DOI : 10.5850/JKSCT.2010.34.6.1021
This study explores the perceptions of fashion consumers on entertaining shopping experiences and investigates the factors important to the creation of these experiences. A convenient sample of 100 was used for the exploratory survey. Respondents were asked to complete open-ended questions (e.g., describe a recent store shopping trip that you remember as being pleasurable and entertaining) on a standardized form. A total of 97 questionnaires were completed and used for further analysis. Six entertaining shopping factors were identified: store-related factors were merchandise, service, the store environment, and events; customer-related factors were customer resources and social aspects. Five non-entertaining shopping factors were identified: the store-related factors were merchandise, service, and the store environment factor; customer-related factors included customer resources and social aspects. A survey with a convenient sample of 200 college students was administered to examine the importance of entertaining and non-entertaining factors. The merchandise factor (which includes products assortments and price-related items) were rated as the most important part of the entertaining store-shopping experience, followed by service factors in the store category, and customer resources in the customer category.
The Effect of Clothing Interest and Fashion Innovativeness on Olfaction of Apparel Product
Yoh, Eun-Ah ; Lee, Kyu-Rye ;
Journal of the Korean Society of Clothing and Textiles, volume 34, issue 6, 2010, Pages 1033~1041
DOI : 10.5850/JKSCT.2010.34.6.1033
This study investigates the combined effect of clothing interest and fashion innovativeness on dimensions of scent quality (pleasantness, intensity, familiarity, and congruency) to understand which dimensions of scent quality have significant positive effects on the appeal of scented apparel products. The survey data were statistically analyzed. A structural equation modeling using LISREL was conducted to test the model. Results indicate that clothing interest has a significant impact on scent quality attitude. Positive evaluations of the product were most strongly influenced by the pleasantness quality of the scent. Intensity and familiarity were factors that affected the approach of consumer responses toward scented products. Congruency was not a significant scent quality in generating positive responses for apparel products among consumers.

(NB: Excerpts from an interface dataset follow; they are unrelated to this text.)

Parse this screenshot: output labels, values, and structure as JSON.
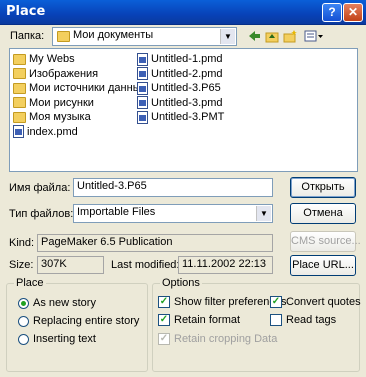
{
  "window": {
    "title": "Place",
    "help_label": "?",
    "close_label": "✕"
  },
  "lookin": {
    "label": "Папка:",
    "value": "Мои документы"
  },
  "files": {
    "col1": [
      {
        "name": "My Webs",
        "type": "folder"
      },
      {
        "name": "Изображения",
        "type": "folder"
      },
      {
        "name": "Мои источники данных",
        "type": "folder"
      },
      {
        "name": "Мои рисунки",
        "type": "folder"
      },
      {
        "name": "Моя музыка",
        "type": "folder"
      },
      {
        "name": "index.pmd",
        "type": "doc"
      }
    ],
    "col2": [
      {
        "name": "Untitled-1.pmd",
        "type": "doc"
      },
      {
        "name": "Untitled-2.pmd",
        "type": "doc"
      },
      {
        "name": "Untitled-3.P65",
        "type": "doc"
      },
      {
        "name": "Untitled-3.pmd",
        "type": "doc"
      },
      {
        "name": "Untitled-3.PMT",
        "type": "doc"
      }
    ]
  },
  "filename": {
    "label": "Имя файла:",
    "value": "Untitled-3.P65"
  },
  "filetype": {
    "label": "Тип файлов:",
    "value": "Importable Files"
  },
  "buttons": {
    "open": "Открыть",
    "cancel": "Отмена",
    "cms": "CMS source...",
    "url": "Place URL..."
  },
  "info": {
    "kind_label": "Kind:",
    "kind_value": "PageMaker 6.5 Publication",
    "size_label": "Size:",
    "size_value": "307K",
    "modified_label": "Last modified:",
    "modified_value": "11.11.2002 22:13"
  },
  "place_group": {
    "title": "Place",
    "options": [
      {
        "label": "As new story",
        "selected": true
      },
      {
        "label": "Replacing entire story",
        "selected": false
      },
      {
        "label": "Inserting text",
        "selected": false
      }
    ]
  },
  "options_group": {
    "title": "Options",
    "show_filter": {
      "label": "Show filter preferences",
      "checked": true
    },
    "convert_quotes": {
      "label": "Convert quotes",
      "checked": true
    },
    "retain_format": {
      "label": "Retain format",
      "checked": true
    },
    "read_tags": {
      "label": "Read tags",
      "checked": false
    },
    "retain_cropping": {
      "label": "Retain cropping Data",
      "checked": true,
      "disabled": true
    }
  }
}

GC-MS Analysis of Amur Cork Tree Extract and Its Degradation Products
Ahn, Cheun-Soon ;
Journal of the Korean Society of Clothing and Textiles, volume 34, issue 6, 2010, Pages 1042~1052
DOI : 10.5850/JKSCT.2010.34.6.1042
The Degradation of amur cork tree extract is investigated by GC-MS after treating the dye with three thermal degradation systems of, room temperature (RT),
oven (OV), and
(PER) degradation system for 0-24 days. It was found that PER degradation system represented the highest intensity of degradation treatment followed by OV treatment among the four degradation parameters. The possible fingerprint products of amur cork tree dye, that yielded 68% (or higher) reliability in the NIST spectral match, were isobenzofuran-1,3-dione,4,5-dimethoxy- (8.37 min, PER only), 1,3-dioxolo[4,5-g]isoquinolin-5(6H)-one,7,8-dihydro (9.41 min, PER only), canthine-6-one (10.24 min, RT, LT, OV only), and dihydroberberine (15.05 min, RT, LT, OV, PER) in the order of higher to lower possibility of detection. Unknown products 7 (13.43 min) and 8 (16.35 min) are two other possible fingerprint products of amur cork tree dye that require future identification.